When Dina, my black Labrador mix, was fourteen years old, she started to lose her hair. The clumps of hair were like little bushels of hay, black at one end and white, with flakes of grayish skin attached, at the other. I relished pulling out clumps of hair and dropping them into the growing pile on the floor.
Dina had been with me since I was sixteen years old and we accepted each other. She accepted that I was afraid of loud noises and strangers and telephone calls. And I accepted that she was afraid of children, other dogs, thunderstorms, and walking across wooden slats.
Dina never had Cancer or Diabetes or Parvo or heart disease, but by the time she was fifteen years old, she was dying. First it was her kidneys. Then there was the arthritis. She began to trip over her feet, and then her hips dropped. Defecating was too hard of a job to do while standing. Her legs shook and she fell and squashed the pile of feces under her folded tail. Her legs splayed in splits on floors that had never before seemed slippery to her.
She paced from room to room, up the stairs and back down, endlessly, as if she didn’t know where she was or that she’d already done the route ten times in a row. She peed indoors, mostly, by the end. She couldn’t remember what the need to pee felt like, and even if she could, her urinary tract was completely befuddled. When I asked her if she wanted to go out to pee, she would lift her head, consider, and more often than not, go back to sleep. I didn’t know that dog. My Dina heard the word pee, or walk, or go, or leash, and ran down the stairs panting in desperation.
When she was younger, Dina could walk for an hour, to the point of utter exhaustion, and still want more. And the drool! Long strings of white, bubbling drool would hang from her mouth and she’d shake her head and the strings would paste themselves to her neck or her chin and her tongue would be heavy with sweat and her eyes shining. And she would sing. Whenever we sang high enough notes, she’d warble along and howl like a wolf. But now I had to inch her food dish closer to her feet because she couldn’t eat standing up or even squatting. She sat like a child with her useless legs splayed around the bowl.
The doctor kept offering us medications to cover her symptoms: an expensive drug to make her less senile, antibiotics for the endless urinary tract infections, Pepto Bismal for the diarrhea. I wanted the doctor to be compassionate and tell me that it would be okay to put Dina to sleep, but he didn’t. And my mother wasn’t ready to let go. Or, rather, she wanted Dina to decide the day; to walk off into a field and choose the moment to die.
And then Dina’s hair stopped clumping. Her body was covered with a fog of loose hair at all times, no matter how often she was brushed.
Dina died on a fuzzy blue blanket on the floor in the vet’s office when she was sixteen years old. I sat against the wall, petting her back. My mother sat under the examining table, petting her head. And we stayed with her through both shots, knowing it was time to let go, but still not ready.
I imagined Dina running into a field of roasted chicken growing like wheat from the ground as far as she could see with her eyesight fully returned.
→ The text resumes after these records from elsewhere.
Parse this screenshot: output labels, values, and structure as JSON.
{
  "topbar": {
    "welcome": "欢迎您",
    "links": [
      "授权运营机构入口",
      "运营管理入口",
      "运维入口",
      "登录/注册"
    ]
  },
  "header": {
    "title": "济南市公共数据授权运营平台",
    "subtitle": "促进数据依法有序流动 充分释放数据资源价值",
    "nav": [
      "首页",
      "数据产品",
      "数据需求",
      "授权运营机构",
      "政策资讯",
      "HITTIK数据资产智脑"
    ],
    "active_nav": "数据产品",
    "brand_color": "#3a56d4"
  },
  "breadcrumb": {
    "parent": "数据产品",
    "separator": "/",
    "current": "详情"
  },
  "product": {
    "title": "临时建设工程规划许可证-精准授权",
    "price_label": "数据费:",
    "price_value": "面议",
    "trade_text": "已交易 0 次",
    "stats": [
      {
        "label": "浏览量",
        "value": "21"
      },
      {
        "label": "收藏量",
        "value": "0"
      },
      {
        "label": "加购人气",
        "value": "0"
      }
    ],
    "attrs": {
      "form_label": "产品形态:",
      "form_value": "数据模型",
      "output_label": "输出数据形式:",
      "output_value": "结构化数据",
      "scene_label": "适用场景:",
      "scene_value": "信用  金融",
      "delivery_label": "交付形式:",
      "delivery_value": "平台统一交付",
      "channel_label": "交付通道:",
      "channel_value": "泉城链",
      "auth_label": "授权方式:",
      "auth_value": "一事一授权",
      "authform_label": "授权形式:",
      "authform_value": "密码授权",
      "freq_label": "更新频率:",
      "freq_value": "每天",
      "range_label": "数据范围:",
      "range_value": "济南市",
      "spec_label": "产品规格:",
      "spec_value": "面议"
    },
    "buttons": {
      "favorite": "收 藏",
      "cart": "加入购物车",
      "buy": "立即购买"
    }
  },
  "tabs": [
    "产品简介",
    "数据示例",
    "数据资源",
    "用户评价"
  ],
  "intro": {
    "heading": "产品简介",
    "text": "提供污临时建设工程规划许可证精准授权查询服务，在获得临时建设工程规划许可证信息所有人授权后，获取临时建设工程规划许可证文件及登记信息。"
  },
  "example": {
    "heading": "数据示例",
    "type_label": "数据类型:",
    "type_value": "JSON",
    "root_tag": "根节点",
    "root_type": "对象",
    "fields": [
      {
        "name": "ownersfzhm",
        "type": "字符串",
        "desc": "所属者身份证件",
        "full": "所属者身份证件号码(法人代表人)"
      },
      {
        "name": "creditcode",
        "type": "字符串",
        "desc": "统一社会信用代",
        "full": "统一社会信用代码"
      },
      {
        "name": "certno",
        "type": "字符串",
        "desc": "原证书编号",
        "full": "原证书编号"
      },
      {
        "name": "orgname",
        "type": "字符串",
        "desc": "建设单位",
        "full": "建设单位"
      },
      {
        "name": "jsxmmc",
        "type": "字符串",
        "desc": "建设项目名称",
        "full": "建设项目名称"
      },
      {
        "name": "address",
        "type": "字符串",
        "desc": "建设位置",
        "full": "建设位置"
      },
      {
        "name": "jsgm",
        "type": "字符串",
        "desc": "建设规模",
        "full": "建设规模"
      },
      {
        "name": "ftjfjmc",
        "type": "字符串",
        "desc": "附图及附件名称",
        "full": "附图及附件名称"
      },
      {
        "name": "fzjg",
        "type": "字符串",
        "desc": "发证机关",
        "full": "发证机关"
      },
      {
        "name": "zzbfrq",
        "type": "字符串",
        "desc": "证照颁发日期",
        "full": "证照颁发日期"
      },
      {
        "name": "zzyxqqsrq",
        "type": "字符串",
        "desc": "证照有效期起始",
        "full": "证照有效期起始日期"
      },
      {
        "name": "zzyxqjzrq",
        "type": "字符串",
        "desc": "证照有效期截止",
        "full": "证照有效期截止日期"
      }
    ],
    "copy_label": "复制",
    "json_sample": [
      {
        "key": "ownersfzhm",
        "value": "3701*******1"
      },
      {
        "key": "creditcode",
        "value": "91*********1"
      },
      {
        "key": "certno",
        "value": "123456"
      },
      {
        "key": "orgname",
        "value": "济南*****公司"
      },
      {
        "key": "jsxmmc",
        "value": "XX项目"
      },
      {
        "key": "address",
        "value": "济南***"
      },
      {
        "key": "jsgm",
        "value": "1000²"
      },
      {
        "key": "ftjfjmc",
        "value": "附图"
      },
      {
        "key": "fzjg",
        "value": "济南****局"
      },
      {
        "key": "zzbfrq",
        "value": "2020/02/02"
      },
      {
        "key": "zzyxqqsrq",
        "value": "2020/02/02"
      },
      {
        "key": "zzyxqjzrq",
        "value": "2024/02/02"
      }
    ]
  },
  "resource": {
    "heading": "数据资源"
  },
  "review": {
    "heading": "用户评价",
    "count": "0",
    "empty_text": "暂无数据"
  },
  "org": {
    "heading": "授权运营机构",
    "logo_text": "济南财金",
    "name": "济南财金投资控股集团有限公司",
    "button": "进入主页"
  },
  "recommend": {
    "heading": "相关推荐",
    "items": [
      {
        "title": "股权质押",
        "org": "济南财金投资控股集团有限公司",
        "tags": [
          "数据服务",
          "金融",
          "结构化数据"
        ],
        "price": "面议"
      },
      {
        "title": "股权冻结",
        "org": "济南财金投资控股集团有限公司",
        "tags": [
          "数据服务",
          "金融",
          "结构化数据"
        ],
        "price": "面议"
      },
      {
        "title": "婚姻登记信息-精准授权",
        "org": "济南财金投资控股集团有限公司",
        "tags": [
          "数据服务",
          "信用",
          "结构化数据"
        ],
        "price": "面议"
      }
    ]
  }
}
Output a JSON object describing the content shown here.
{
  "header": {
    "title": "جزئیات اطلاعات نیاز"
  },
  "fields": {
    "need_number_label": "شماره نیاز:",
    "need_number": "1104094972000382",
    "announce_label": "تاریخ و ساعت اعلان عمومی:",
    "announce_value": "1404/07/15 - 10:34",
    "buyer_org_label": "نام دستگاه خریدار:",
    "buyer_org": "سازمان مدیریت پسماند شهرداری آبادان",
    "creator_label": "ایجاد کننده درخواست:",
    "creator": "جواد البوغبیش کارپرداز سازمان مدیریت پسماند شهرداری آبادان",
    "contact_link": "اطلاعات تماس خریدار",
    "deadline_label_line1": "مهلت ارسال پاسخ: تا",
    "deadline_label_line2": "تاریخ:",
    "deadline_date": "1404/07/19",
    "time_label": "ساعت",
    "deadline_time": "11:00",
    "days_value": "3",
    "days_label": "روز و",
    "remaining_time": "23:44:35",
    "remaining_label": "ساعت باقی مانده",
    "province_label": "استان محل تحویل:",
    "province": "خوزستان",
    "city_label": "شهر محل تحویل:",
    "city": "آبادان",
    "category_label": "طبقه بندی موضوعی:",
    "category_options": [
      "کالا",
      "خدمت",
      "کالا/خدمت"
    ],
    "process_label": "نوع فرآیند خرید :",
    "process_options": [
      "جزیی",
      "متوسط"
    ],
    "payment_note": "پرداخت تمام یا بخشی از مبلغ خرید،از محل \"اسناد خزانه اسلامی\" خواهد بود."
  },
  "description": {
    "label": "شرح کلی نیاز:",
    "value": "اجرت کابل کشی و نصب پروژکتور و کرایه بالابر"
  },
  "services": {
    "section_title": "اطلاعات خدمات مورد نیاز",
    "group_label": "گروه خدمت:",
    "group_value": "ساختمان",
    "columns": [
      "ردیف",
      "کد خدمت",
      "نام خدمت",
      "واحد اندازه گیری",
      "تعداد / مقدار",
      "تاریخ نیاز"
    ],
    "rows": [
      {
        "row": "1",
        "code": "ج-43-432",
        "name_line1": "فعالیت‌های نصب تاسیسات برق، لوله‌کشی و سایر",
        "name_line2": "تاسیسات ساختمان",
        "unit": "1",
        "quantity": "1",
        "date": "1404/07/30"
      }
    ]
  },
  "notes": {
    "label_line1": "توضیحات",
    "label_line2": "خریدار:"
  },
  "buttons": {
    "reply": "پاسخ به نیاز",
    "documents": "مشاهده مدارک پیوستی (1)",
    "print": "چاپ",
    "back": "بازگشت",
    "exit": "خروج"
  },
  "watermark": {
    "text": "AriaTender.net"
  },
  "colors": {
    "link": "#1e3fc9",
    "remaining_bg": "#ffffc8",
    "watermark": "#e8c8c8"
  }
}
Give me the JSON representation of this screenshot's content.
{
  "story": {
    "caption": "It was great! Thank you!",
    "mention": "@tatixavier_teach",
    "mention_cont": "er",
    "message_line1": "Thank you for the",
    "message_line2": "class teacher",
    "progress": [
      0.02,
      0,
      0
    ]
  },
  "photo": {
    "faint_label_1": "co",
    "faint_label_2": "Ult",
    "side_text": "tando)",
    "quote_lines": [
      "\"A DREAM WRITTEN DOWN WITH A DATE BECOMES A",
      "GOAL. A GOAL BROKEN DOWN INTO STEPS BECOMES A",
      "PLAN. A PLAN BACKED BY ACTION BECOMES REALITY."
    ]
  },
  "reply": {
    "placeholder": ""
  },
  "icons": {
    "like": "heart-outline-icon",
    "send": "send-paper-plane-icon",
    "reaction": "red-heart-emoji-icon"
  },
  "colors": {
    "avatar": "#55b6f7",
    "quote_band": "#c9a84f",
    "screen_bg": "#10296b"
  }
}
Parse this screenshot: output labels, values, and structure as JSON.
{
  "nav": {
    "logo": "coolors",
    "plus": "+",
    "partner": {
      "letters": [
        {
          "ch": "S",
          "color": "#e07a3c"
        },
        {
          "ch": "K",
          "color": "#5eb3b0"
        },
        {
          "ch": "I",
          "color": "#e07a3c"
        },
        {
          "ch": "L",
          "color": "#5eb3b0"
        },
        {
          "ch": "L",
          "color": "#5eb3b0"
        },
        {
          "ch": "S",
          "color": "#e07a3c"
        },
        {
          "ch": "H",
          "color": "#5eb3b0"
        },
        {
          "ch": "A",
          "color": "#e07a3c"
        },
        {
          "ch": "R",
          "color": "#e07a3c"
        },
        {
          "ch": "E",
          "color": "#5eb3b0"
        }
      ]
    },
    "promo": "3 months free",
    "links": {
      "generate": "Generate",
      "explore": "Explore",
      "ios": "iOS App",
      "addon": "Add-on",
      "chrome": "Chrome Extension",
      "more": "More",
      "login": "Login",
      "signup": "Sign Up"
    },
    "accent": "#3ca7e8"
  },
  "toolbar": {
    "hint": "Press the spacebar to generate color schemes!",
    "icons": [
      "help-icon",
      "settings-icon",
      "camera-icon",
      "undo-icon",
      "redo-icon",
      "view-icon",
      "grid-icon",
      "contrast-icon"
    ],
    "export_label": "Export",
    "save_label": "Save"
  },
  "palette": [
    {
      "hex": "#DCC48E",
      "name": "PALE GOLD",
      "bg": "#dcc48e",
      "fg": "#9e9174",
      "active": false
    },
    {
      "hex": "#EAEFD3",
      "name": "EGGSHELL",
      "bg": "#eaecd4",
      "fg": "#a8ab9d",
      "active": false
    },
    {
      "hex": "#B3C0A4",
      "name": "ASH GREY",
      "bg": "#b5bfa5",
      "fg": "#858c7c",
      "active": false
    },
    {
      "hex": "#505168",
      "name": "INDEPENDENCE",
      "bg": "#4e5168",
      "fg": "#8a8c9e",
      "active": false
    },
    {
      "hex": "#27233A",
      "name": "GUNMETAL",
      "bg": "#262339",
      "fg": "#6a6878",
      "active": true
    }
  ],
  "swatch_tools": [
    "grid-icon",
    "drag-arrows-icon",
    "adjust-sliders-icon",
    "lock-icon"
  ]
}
I saw her galloping, unable to decide where to start, unable to believe the joy ahead of her, that she could eat a whole chicken and never worry about the bones sticking in her throat, and splintering through her esophagus like a broken needle. She could eat without end and without rice as filler!
But she’d never learned how to make friends. She depended on her people for company and communication. What would she do in heaven without us? Who would laugh with her and at her and scratch her belly and pull on her ears in that way she hated so much?
Would all of that chicken really make up for being alone?
When we got home, we packed up her left over pee pads and pee absorbing powder and anti pee spray. We packed her food and water bowls and her collar and her leash and her brush. But we couldn’t throw any of it away.
I had to put away the scarlet bathmat she used to sleep on. She liked the ray of sunlight from the bathroom window and the softness of the mat. The bathroom was her favorite place and I had to fight with her constantly to get her to leave so I could pee in private. As she aged, it only got worse. The slow aching rise of her elderly body onto shaky feet, one long stretch where she tilted and threatened to fall, and then the drippy-eyed stare as she stood two feet from the door asking why this horrible exodus had come upon her and who was I, what fresh evil was I, that I would make her flee her home, however slowly.
Dina took up so much space and sound that her absence was profound. I felt the silence deep in my body; it reverberated. No jangly collar, no tap tap of uncut toenails on hardwood floors, no scrape of food bowls against kitchen tile.
Her hair was everywhere in the apartment, cropping up under chairs, in furniture crevices, trapped in corners of the floorboards.
I cleaned every surface in the apartment, scrubbed the walls and the floors until my hands were raw and my knees ached, but her hair still lingered.
When Cricket came home, Dina had been gone for nearly eight months, but the smell of her was still in the apartment, especially on the small rug in my room where Dina did a lot of her napping. Cricket could smell her big sister in the floors and behind the furniture, and I think they had talks about how to handle Dina’s people. Sometimes I could even see Dina, like a mirage, sleeping on the floor, opening her eyes for a second to check on me, and then falling back to sleep.